Systemic therapies

Systemic therapies, or drugs that affect the whole body, have seen the most evolution since the previous guidelines, but some promising newer agents are still considered experimental and are not included in this version.

The recommended systemic drugs are targeted therapies that interfere with kinases, a large family of enzymes that play a role in processes that allow cancer to grow and spread.

Sorafenib (Nexavar) is the standard-of-care first-line systemic therapy for people with advanced HCC or those with early tumours who are either considered unsuitable for or who experience disease progression on loco-regional therapies.

The guidelines also recommend lenvatinib (Lenvima), which has been found to be non-inferior to sorafenib, as an alternative first-line therapy for people with advanced HCC and good liver function.

Regorafenib (Stivarga) is recommended as a second-line treatment for people who experience disease progression on sorafenib. Studies have also shown that cabozantinib (Cabometyx tablet formulation and Cometriq capsule formulation) improved survival in this patient group.

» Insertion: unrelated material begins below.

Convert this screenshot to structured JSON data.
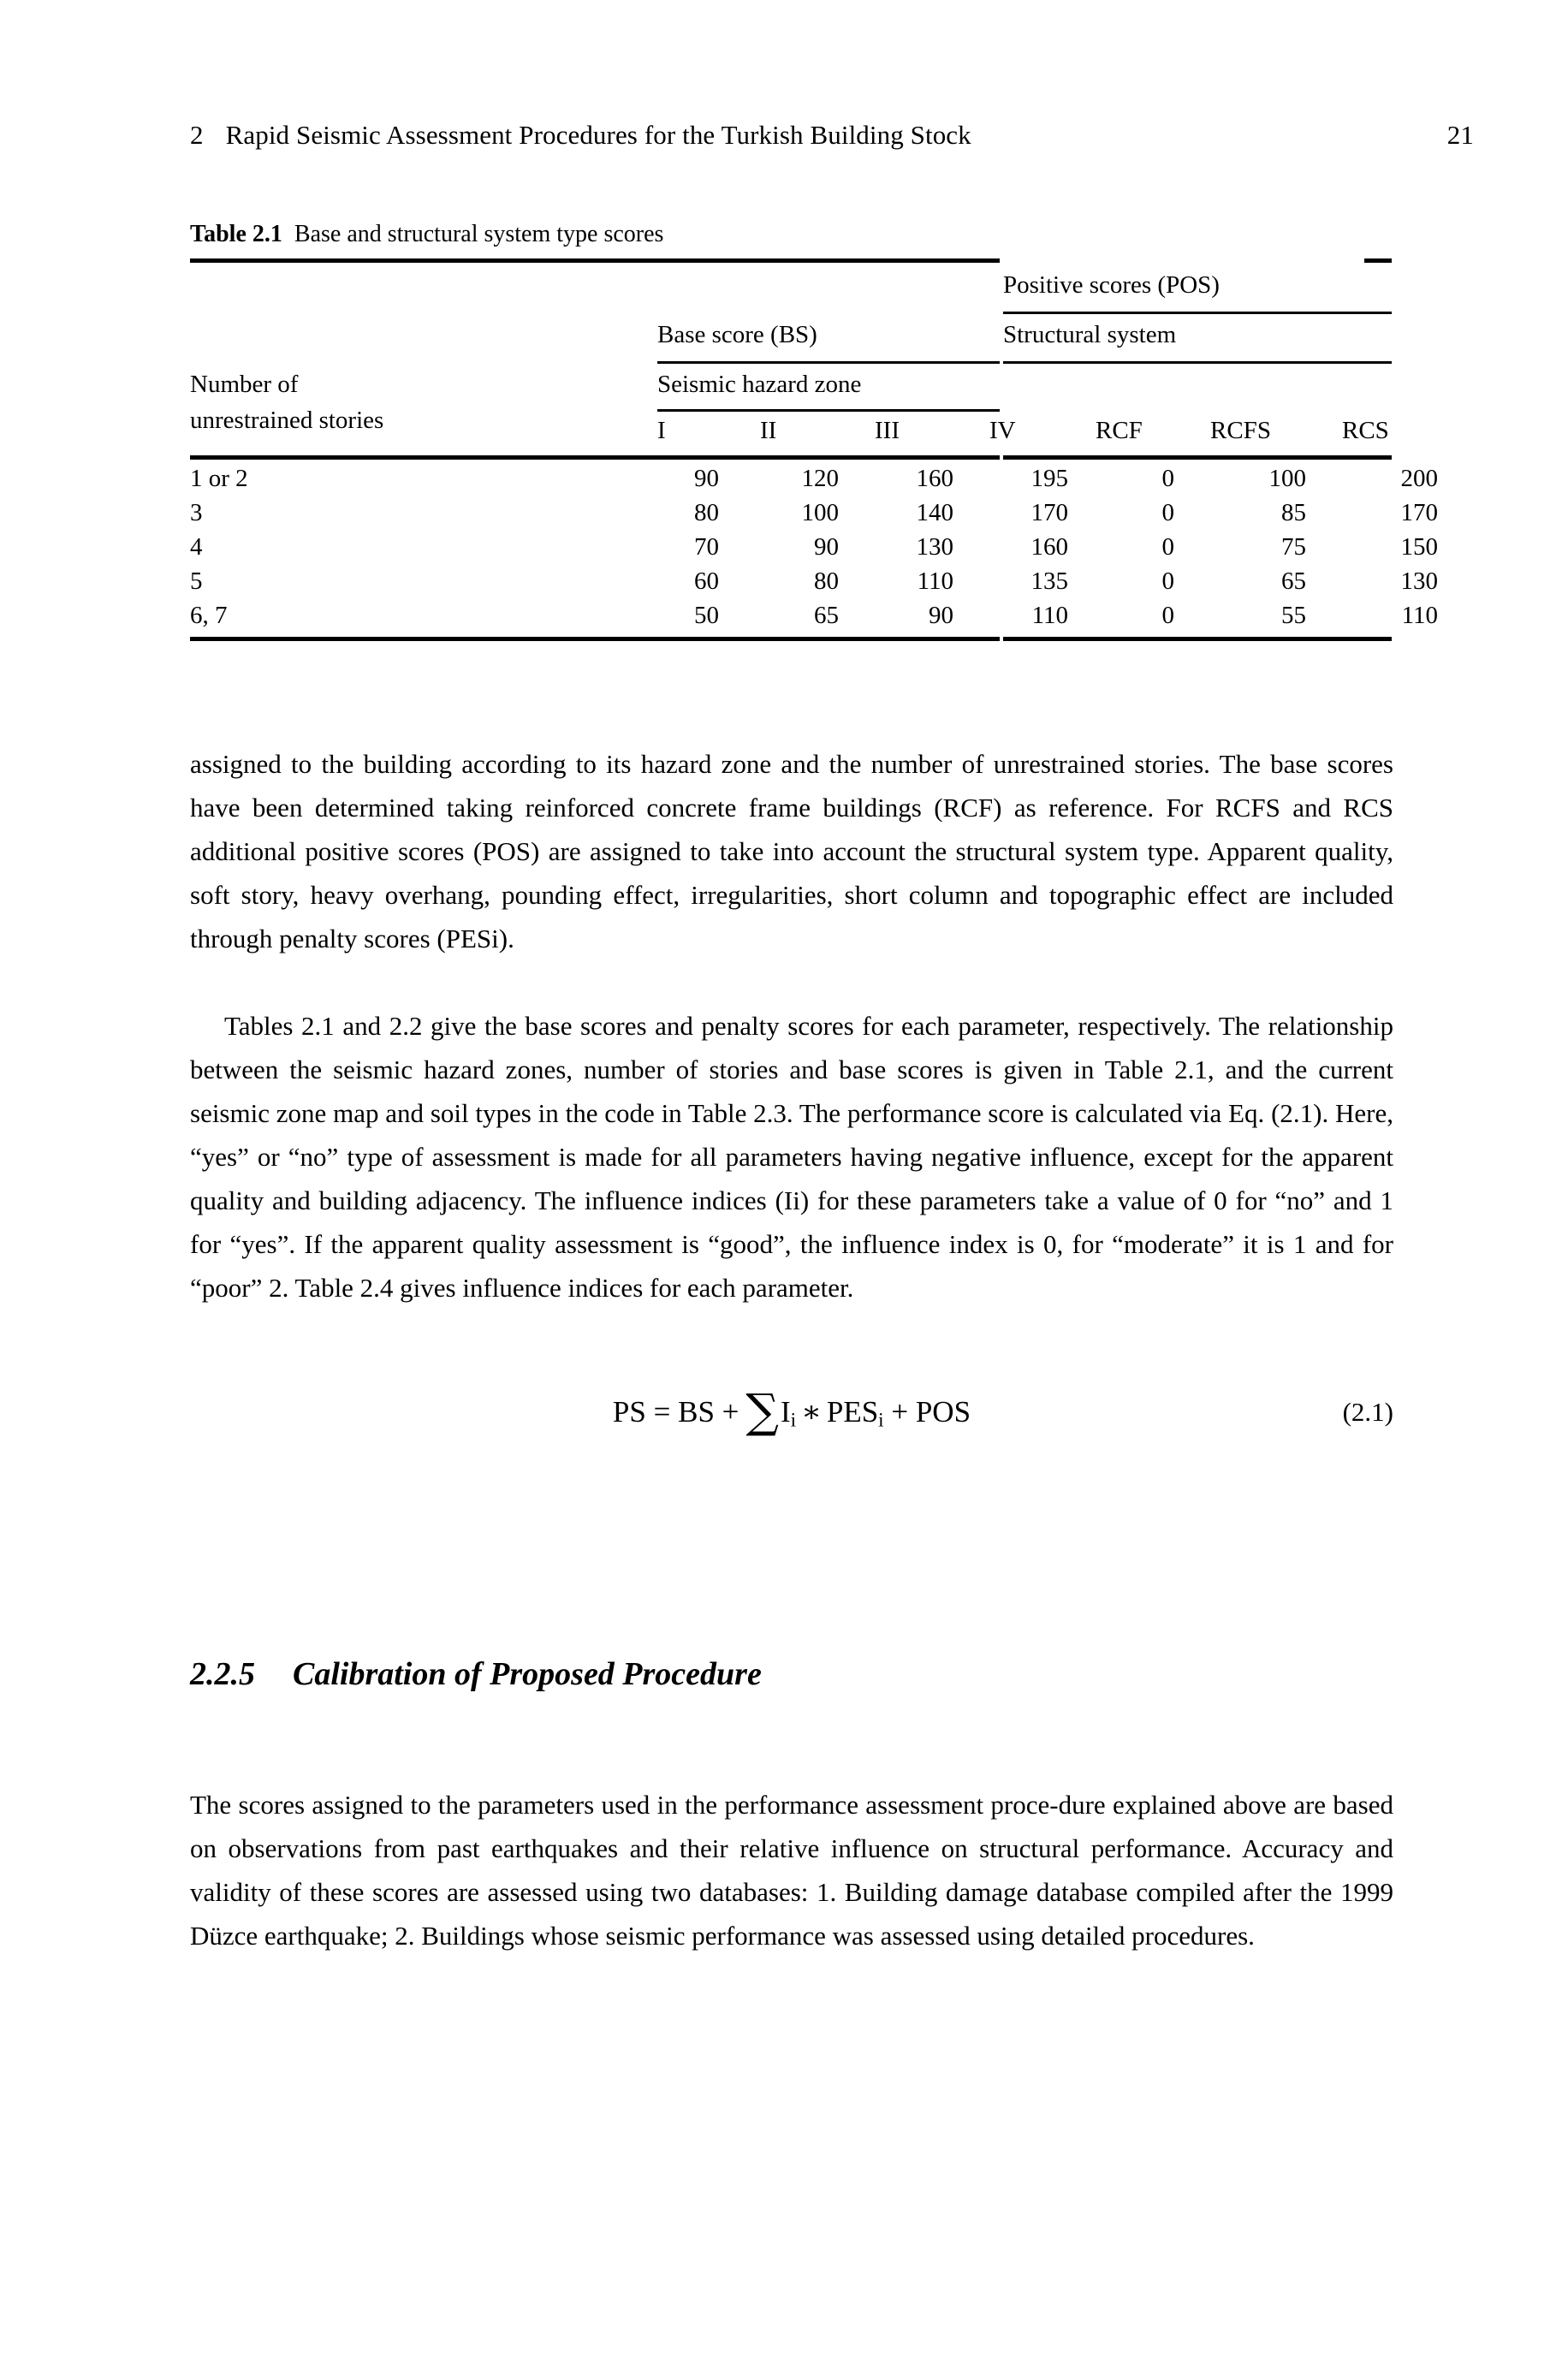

Galle noted that Eli Lilly recently announced results from a study showing that ramucirumab (Cyramza), a VEGF inhibitor that blocks blood vessel formation, increased overall survival and progression-free survival in people with liver cancer with high AFP levels.

EASL does not yet recommend immunotherapy for liver cancer. Last September the US Food and Drug Administration (FDA) approved nivolumab (Opdivo) as second-line therapy for people with HCC who were previously treated with sorafenib, but it is not yet approved for this indication in Europe.

Nivolumab is a monoclonal antibody that blocks PD-1, a receptor on T cells that plays a role in regulating immune function. Some tumours can use PD-1 to turn off immune responses against them, and drugs that block PD-1 can restore T-cell activity.

FDA approval was based on promising findings from the CheckMate 040 trial, which showed that nivolumab led to tumour shrinkage or disease stabilisation in just over half of treated people. But the EASL panel noted that this was an uncontrolled phase 2 study and they await phase 3 data.

"This is very promising, but it's not recommended in Europe yet," Galle said.

Targeted therapies and immunotherapies work very well for some people with liver cancer, but show little effectiveness for others. Experts do not yet know how to predict which people will benefit, and development of predictive biomarkers is one of the most active areas of cancer research

The panel emphasised that the new EASL recommendations are intended to guide clinical practice where all possible resources and therapies are available. The members acknowledged that providers will have to make adjustments to account for local regulations, drug availability, provider capacity, infrastructure and cost-benefit analyses.


European Association for the Study of the Liver. EASL Clinical Practice Guidelines: Management of hepatocellular carcinoma. Journal of Hepatology, in press 2018 (available in advance online).